Researchers using NASA’s Spitzer Space Telescope essentially stumbled upon the new planet while studying a hot, Neptune-size planet called GJ 436b.
“In a given day we translate roughly as much text as you’d find in 1 million books. To put it another way: what all the professional human translators in the world produce in a year, our system translates in roughly a single day. By this estimate, most of the translation on the planet is now done by Google Translate.”
The rise of the web has brought the world’s collective knowledge to the fingertips of more than two billion people. But what happens if it’s in Hindi or Afrikaans or Icelandic, and you speak only English—or vice versa?
In 2001, Google started providing a service that could translate eight languages to and from English. It used what was then state-of-the-art commercial machine translation (MT), but the translation quality wasn’t very good, and it didn’t improve much in those first few years. In 2003, a few Google engineers decided to ramp up the translation quality and tackle more languages. That’s when I got involved. I was working as a researcher on DARPA projects looking at a new approach to machine translation—learning from data—which held the promise of much better translation quality. I got a phone call from those Googlers who convinced me (I was skeptical!) that this data-driven approach might work.
I joined Google, and we started to retool our translation system toward competing in the NIST Machine Translation Evaluation, a “bake-off” among research institutions and companies to build better machine translation. Google’s massive computing infrastructure and ability to crunch vast sets of web data gave us strong results. This was a major turning point: it underscored how effective the data-driven approach could be.
But at that time our system was too slow to run as a practical service—it took us 40 hours and 1,000 machines to translate 1,000 sentences. So we focused on speed, and a year later our system could translate a sentence in under a second, and with better quality. In early 2006, we rolled out our first languages: Chinese, then Arabic.
We announced our statistical MT approach on April 28, 2006, and in the six years since then we’ve focused primarily on core translation quality and language coverage. We can now translate among any of 64 different languages, including many with a small web presence, such as Bengali, Basque, Swahili, Yiddish, even Esperanto.
Today we have more than 200 million monthly active users on translate.google.com (and even more in other places where you can use Translate, such as Chrome, mobile apps, YouTube, etc.). People also seem eager to access Google Translate on the go (the language barrier is never more acute than when you’re traveling)—we’ve seen our mobile traffic more than quadruple year over year. And our users are truly global: more than 92 percent of our traffic comes from outside the United States.

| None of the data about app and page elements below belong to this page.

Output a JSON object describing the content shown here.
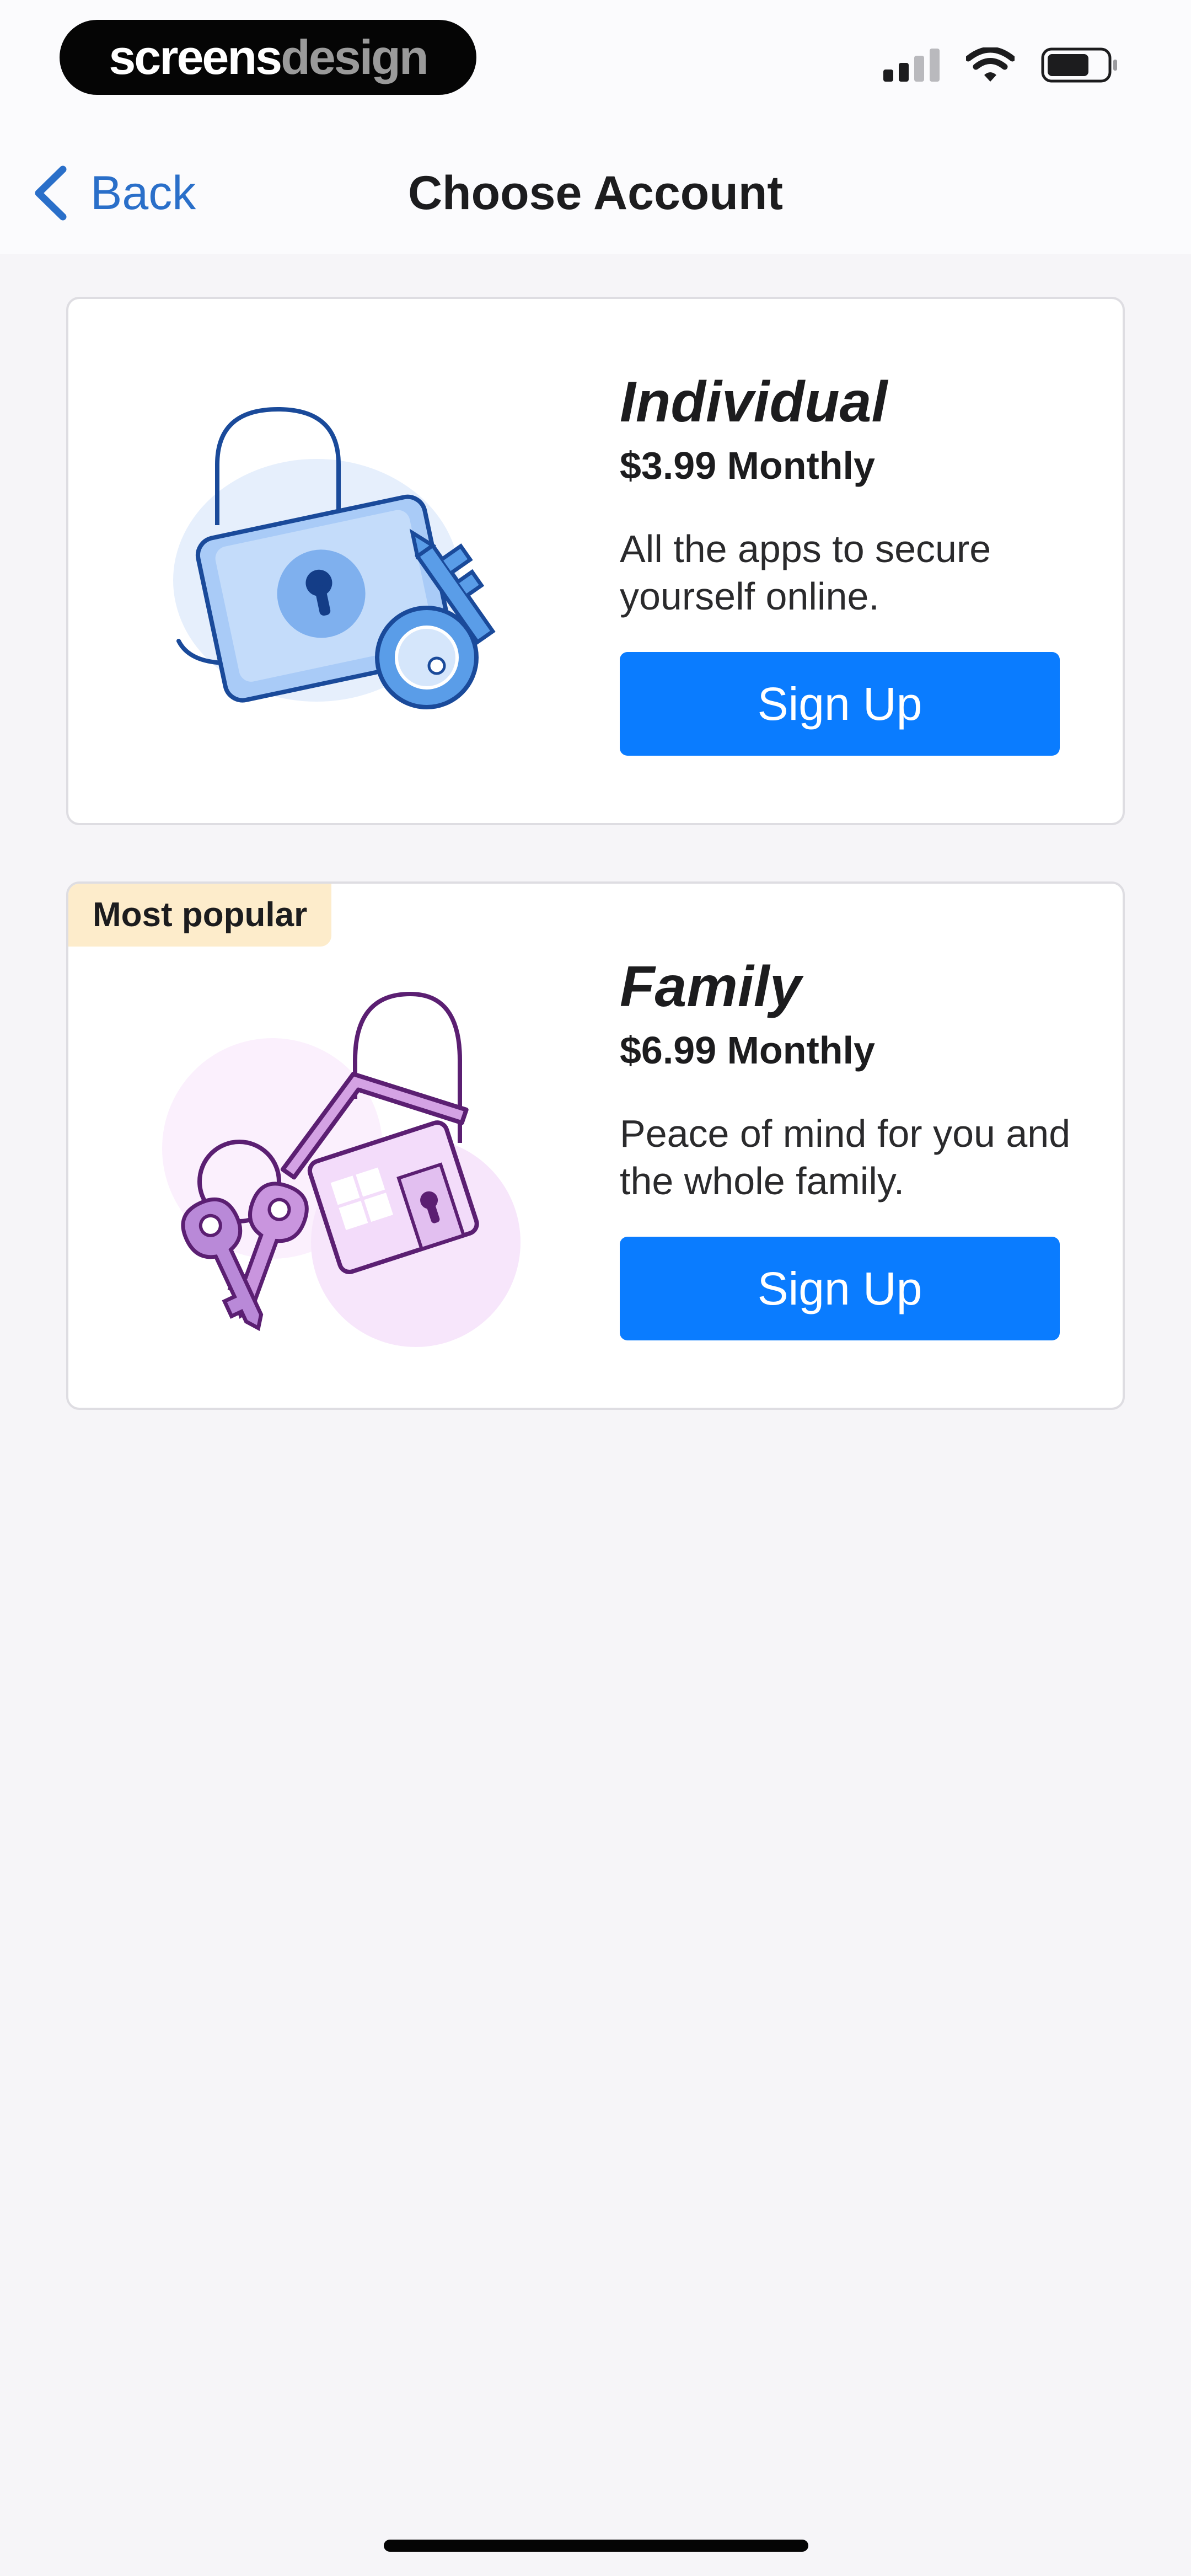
{
  "brand": {
    "part1": "screens",
    "part2": "design"
  },
  "status_bar": {
    "signal_icon": "cellular-signal-icon",
    "wifi_icon": "wifi-icon",
    "battery_icon": "battery-icon"
  },
  "nav": {
    "back_label": "Back",
    "back_icon": "chevron-left-icon",
    "title": "Choose Account"
  },
  "plans": [
    {
      "name": "Individual",
      "price": "$3.99 Monthly",
      "description": "All the apps to secure yourself online.",
      "button_label": "Sign Up",
      "illustration": "padlock-with-key-illustration"
    },
    {
      "badge": "Most popular",
      "name": "Family",
      "price": "$6.99 Monthly",
      "description": "Peace of mind for you and the whole family.",
      "button_label": "Sign Up",
      "illustration": "house-keychain-illustration"
    }
  ],
  "colors": {
    "accent": "#0a7cff",
    "back_link": "#2a6fc9",
    "badge_bg": "#fdeccb",
    "page_bg": "#f6f5f8"
  }
}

The largest collection of Isaac Newton’s papers has gone digital, committing to open-access posterity the works of one of history’s greatest scientist.
Among the works shared online by the Cambridge Digital Library are Newton’s own annotated copy of Principia Mathematica and the ‘Waste Book,’ the notebook in which a young Newton worked out the principles of calculus.
“Anyone, wherever they are, can see at the click of a mouse how Newton worked and how he went about developing his theories and experiments,” said Grant Young, the library’s digitization manager, in a press release. “Before today, anyone who wanted to see these things had to come to Cambridge. Now we’re bringing Cambridge University Library to the world.”
Approximately 4,000 pages of material are available now, and thousands more will be uploaded in coming months.
Cambridge University Library holds the largest and most important collection of the scientific works of Isaac Newton (1642-1727). Newton was closely associated with Cambridge. He came to the University as a student in 1661, graduating in 1665, and from 1669 to 1701 he held the Lucasian Chair of Mathematics. Under the regulations for this Chair, Newton was required to deposit copies of his lectures in the University Library.